Both are members of the Tseshaht First Nation in the Alberni Valley, and both ran in the 2018 municipal election for seats on the school board.
Watts finished with 2,908 votes to earn a seat along with incumbents Larry Ransom, Pam Craig, John Bennie and Rosemarie Buchanan, as well as new trustees Christine Washington and Sandra Leslie (who earned the west coast seat). Jones finished with 1,930 votes.
“I feel super duper,” Jones said, smiling as she and her daughter sat in the Alberni-Clayoquot Regional District (ACRD) boardroom waiting for results from last two polling stations.
“She thinks I planned it, but really I didn’t,” she said, smiling at her daughter.
Watts laughed. “’Let’s run together,’ she said. Now that I’m in she’s like ‘now I can retire.’”
Watts said she is ready to take on this new role.

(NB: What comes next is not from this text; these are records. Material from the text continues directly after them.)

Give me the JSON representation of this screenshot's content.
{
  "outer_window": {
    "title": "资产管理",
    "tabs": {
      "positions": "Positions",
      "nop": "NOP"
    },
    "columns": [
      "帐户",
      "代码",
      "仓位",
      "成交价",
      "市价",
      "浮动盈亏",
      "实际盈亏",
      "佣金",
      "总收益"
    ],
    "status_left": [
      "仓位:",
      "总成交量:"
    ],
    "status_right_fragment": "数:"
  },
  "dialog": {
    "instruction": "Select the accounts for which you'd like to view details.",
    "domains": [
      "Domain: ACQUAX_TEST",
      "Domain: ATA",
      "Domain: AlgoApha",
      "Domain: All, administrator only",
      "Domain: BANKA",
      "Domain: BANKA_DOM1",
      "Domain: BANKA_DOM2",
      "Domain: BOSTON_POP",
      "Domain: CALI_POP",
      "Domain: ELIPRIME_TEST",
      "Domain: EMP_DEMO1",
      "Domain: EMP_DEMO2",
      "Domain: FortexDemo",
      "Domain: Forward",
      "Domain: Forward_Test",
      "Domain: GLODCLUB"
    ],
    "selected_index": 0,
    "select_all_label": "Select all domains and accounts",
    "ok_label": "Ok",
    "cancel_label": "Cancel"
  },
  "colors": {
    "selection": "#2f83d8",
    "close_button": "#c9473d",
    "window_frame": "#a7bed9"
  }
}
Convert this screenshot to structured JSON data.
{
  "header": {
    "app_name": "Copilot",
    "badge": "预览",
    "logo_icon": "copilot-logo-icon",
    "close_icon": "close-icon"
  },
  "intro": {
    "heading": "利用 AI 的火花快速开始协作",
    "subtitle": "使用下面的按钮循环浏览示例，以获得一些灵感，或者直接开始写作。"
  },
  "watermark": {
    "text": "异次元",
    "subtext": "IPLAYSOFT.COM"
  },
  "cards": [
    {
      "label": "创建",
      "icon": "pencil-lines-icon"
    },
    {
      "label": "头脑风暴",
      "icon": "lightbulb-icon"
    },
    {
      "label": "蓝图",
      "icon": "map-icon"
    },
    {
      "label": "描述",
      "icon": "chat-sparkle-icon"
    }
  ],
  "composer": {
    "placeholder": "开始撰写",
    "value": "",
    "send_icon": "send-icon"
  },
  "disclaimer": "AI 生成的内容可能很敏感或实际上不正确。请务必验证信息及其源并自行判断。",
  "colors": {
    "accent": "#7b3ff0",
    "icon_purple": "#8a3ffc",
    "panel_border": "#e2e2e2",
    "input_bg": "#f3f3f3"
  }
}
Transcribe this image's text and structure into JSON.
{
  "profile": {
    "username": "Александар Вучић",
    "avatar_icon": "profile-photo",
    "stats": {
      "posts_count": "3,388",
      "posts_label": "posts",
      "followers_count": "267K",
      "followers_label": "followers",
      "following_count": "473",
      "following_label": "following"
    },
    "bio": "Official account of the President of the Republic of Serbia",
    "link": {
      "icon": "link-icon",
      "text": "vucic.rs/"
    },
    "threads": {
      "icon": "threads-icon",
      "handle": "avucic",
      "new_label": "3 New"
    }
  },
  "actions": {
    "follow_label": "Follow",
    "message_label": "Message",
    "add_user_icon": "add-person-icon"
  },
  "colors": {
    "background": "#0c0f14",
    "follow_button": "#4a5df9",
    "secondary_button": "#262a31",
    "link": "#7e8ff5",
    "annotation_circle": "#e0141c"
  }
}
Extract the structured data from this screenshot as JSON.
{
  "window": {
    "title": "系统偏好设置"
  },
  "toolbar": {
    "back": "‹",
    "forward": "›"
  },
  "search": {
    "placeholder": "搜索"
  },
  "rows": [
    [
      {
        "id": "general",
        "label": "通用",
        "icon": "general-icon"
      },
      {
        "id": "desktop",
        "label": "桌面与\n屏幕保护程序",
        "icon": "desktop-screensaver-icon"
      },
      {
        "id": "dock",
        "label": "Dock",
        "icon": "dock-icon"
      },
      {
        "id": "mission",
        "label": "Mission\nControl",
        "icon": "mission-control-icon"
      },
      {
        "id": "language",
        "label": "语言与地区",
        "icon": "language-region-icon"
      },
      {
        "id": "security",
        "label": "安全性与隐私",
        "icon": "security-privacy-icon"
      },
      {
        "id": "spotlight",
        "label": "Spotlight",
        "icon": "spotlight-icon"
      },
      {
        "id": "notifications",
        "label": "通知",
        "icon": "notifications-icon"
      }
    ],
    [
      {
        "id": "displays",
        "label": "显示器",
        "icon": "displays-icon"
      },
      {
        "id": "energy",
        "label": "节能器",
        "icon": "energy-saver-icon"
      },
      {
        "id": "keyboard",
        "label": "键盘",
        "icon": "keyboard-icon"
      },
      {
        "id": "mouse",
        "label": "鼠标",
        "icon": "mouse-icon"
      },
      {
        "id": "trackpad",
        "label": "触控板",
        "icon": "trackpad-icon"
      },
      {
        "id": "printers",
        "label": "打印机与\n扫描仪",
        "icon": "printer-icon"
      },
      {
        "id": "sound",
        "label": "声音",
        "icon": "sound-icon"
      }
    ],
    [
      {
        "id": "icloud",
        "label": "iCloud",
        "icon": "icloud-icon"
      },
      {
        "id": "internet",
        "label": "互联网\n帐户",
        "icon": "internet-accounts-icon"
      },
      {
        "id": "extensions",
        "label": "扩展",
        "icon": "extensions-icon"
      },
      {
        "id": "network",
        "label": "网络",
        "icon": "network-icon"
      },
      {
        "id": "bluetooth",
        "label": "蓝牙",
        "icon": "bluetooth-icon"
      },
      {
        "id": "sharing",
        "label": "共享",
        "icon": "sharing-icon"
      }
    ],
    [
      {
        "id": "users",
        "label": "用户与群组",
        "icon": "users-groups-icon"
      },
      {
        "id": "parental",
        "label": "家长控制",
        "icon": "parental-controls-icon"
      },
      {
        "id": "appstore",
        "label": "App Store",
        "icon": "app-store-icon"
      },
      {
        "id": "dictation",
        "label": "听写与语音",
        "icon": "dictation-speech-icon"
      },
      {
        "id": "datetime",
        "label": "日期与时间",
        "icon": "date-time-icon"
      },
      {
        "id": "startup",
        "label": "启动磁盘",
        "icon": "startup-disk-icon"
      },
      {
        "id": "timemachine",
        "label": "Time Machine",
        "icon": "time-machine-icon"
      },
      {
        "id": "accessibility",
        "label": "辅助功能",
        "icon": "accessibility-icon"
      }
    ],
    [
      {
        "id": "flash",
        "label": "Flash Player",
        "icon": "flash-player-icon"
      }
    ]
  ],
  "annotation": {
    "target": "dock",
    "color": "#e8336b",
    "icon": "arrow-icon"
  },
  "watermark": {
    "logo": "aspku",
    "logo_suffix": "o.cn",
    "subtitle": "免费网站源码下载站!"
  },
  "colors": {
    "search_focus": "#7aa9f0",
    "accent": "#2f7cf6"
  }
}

“I’m excited. I think there’s lots of change that needs to happen. I think it’s going to be a fantastic new board of trustees—good people to work with. There are things for the kids to do, things for the teachers to do and things to make better environments,” she said.
“It’s amazing. It’s exciting.”
Some of Jones’s former colleagues said they will miss her voice on the board of education.
“It’s a shame that we’re going to be losing Jane Jones,” said incumbent trustee Larry Ransom, who was re-elected to the board. “We’d like to stay in touch and keep her voice alive.”
Jones was the first Nuu-chah-nulth First Nations representative on the board when she was elected in 2014.
“As a First Nations woman, I know that access and inclusion are vital for all students. All students deserve to have a safe and accepting learn environment,” Jones wrote in her 2018 election profile.
Jones had said if elected, she would “work towards better solutions around special needs and First Nations language and cultural curriculum. We need to utilize resources that are being developed in these areas and implement them, “ she added, “for example holistic approaches in learning and the Truth and Reconciliation recommendations.”
Having Watts—also Tseshaht—on the board is important, Ransom said, because it will mean a strong Indigenous voice will continue to be heard.
Maintaining a Nuu-chah-nulth voice on the board “is extremely important,” he said. “When Jane came on board she brought a voice from that community and we’ve been able to build our relationships even stronger than we already have.
“I’m looking forward to working with Connie and with her community. It’s wonderful that they are still a part of our group.”
Watts is well known both in the Alberni Valley as well as further abroad. She is an artist renowned for her public artwork, from a sculpture in front of the BC Hydro building and in downtown Parksville to a memorial piece honouring residential school survivors near the Nuu-chah-nulth Tribal Council building, and countless paintings and other media in public and private galleries around the world.
Watts has two university degrees and some learning from the school of hard knocks: after suffering from a double skull fracture, she lost her ability to read and write, and had to re-learn things that she once took for granted.
“When I was recovering, I turn to education. I earned my second degree in Fine Arts from Emily Carr University. This journey has instilled a deep compassion and understanding for the variety of teaching methods need to reach all students,” she said.
In her election profile, she also said her culture and heritage help guide her.
“I was raised with our First Nations’ values and ways: where great love, support and help surrounded you, so you can reach your true potential,” she said.
“I will work to build respect through information and open communication. I want to ensure the voices of teachers, parents and students are heard in the development and implementation of the growing and changing curriculum.”